On 23 September 1980, the Organisation for Economic Co-Operation and Development adopted a set of guidelines concerning data protection and transborder data flows. Following on from those guidelines, the EU enacted the Convention for the Protection of Individuals With Regard to Automatic Processing of Personal Data (the “Convention”) in 1981. Within the EU, Member States had divergent laws on data protection and the EU took the view that it would be better to harmonise the laws of all Member States so that people could look to one standard when conducting Processing activity within the EU. At least, that was one of the aspirations. In 1995, after years of discussion the European Data Protection Directive 95/46 EC (the “Directive”) was eventually adopted.

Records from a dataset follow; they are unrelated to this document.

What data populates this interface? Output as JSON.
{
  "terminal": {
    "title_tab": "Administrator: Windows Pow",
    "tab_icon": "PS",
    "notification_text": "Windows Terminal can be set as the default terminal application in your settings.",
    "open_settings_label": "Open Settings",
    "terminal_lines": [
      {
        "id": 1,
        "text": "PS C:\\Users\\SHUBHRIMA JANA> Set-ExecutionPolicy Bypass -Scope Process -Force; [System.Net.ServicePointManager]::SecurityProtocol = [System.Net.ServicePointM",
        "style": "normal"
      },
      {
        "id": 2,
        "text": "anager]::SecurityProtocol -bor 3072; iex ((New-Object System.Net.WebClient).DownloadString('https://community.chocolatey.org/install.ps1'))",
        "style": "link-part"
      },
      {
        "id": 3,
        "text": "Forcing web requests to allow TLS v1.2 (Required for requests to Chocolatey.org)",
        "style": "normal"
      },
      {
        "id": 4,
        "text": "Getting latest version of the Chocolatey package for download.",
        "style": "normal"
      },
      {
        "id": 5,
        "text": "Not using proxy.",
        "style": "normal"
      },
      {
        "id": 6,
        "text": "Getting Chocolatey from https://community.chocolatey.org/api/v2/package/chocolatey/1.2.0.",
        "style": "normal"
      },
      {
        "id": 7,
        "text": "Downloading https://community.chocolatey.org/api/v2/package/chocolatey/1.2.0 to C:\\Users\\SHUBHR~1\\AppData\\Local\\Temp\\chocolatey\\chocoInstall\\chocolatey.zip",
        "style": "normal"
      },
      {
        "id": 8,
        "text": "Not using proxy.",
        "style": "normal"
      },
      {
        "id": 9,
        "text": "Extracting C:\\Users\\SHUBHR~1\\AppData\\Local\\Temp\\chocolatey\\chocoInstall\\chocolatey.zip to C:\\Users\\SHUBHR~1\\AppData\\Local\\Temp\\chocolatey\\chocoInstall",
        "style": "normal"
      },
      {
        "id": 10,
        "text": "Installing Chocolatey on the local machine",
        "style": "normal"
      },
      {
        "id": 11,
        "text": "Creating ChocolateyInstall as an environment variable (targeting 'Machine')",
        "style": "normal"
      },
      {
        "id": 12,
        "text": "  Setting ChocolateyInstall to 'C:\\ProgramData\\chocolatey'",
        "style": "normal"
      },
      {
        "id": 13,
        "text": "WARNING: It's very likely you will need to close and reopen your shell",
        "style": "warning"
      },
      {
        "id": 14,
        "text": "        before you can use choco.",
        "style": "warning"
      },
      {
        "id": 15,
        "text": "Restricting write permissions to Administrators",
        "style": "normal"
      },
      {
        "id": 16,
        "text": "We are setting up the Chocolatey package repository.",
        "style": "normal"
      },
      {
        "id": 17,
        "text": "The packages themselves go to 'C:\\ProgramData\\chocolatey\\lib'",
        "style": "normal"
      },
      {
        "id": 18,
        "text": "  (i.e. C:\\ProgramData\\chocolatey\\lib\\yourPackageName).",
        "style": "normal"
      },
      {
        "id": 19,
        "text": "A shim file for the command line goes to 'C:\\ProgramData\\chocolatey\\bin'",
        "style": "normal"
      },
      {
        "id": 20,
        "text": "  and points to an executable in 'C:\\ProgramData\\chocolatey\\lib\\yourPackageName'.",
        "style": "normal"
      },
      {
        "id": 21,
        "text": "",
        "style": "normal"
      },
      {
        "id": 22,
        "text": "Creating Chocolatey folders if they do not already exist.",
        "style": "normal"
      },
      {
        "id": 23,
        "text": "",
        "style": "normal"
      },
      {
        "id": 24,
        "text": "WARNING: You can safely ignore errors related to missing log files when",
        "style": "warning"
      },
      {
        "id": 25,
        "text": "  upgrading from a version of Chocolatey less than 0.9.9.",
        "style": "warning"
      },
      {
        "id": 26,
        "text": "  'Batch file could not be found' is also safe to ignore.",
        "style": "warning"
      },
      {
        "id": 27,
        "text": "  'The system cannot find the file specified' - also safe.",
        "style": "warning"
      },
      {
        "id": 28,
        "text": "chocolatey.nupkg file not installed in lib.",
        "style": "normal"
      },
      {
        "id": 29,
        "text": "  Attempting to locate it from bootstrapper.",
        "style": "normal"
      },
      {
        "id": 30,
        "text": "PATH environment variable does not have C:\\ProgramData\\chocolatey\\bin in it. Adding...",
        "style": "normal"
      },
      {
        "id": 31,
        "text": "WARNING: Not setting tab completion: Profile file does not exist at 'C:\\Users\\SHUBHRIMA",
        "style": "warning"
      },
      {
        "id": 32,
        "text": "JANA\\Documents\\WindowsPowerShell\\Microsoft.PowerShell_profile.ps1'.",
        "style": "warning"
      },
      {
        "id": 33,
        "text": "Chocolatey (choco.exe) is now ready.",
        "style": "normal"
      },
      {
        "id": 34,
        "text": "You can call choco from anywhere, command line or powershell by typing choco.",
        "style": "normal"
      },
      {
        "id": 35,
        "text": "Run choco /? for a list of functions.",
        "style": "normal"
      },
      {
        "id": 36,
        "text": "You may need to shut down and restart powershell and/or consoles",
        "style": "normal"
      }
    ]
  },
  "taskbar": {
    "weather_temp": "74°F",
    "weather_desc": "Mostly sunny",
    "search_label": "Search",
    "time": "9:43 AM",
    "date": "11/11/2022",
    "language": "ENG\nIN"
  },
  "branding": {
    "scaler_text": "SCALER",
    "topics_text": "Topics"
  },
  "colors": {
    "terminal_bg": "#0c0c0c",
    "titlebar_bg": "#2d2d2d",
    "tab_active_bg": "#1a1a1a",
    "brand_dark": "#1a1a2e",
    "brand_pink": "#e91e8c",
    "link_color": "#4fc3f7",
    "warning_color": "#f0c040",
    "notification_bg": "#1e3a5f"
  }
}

Unfortunately, the Directive only sets out the minimum standard of data protection for Member States to implement. Member States are entitled to keep or to implement data protection rules which surpass the standard of the Directive. That, coupled with the fact that the Directive leaves Member States with some choices on the implementation of certain areas, means that complete harmonisation of data protection law throughout the EU has not occurred. As a result, businesses Processing data in more than one Member State need to be aware of the data protection legislation in each Member State. Nevertheless, the Directive sets out the minimum standard that all Member States are obliged to respect.